Using the OSP software, the designer establishes a calculation "box" to determine the amount of light pollution escaping from an area. Credit: Rensselaer/Lighting Research CenterUsing the OSP software, the designer establishes a calculation "box" to determine the amount of light pollution escaping from an area. Credit: Rensselaer/Lighting Research CenterCalled Outdoor Site-Lighting Performance (OSP), the system helps engineers plan lighting designs in commercial areas, and can also help homeowners optimize their outdoor lighting. As Mark Rea, lead developer and director of the Lighting Research Center at Rensselaer Polytechnic Institute explains, too much lighting can cause problems for human and animal health (such as making it harder to sleep well) as well as making stargazing less enjoyable. Too little light can compromise an area's safety and security.
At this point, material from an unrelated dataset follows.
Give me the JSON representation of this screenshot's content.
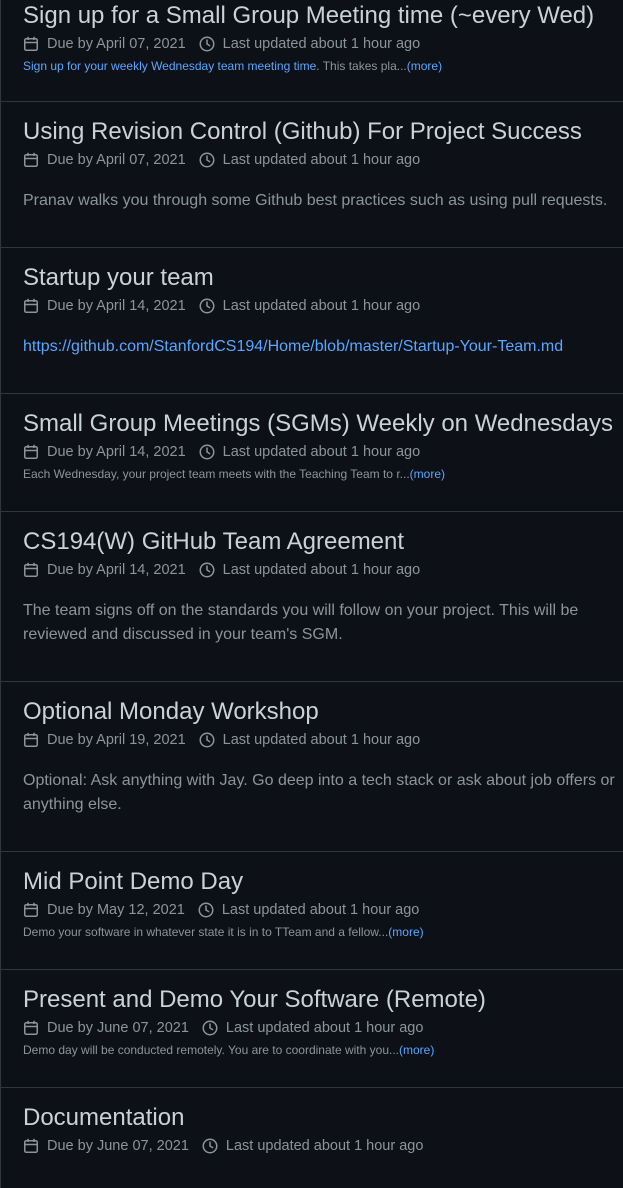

The researchers identified three factors in light pollution: sky glow (the total amount of light leaving a property), light trespass (the amount of light crossing from one property to an adjacent property), and glare (the amount of light that causes discomfort to human eyes). The OSP system quantifies each factor, each of which is independent of the others.

To find out the amount of light pollution in an area, the software establishes a "box" around the property line and up to a certain height (10 meters is the standard, or the highest point on a taller building). Then the system measures the three factors: the average luminance on the sides of the box gives the sky glow, the maximum luminance on the sides gives the light trespass, and three luminance values calculated at the property line give the glare.

Using this system, the scientists studied 125 lighting designs for four common nighttime lighting applications: car parking lots, roadways, sports fields, and plazas. The researchers hope that the software will help manufacturers (who initially approached the team requesting a light analysis system in 2005) to compare different lighting design alternatives and experiment with creative lighting solutions.

via: Rensselaer Polytechnic Institute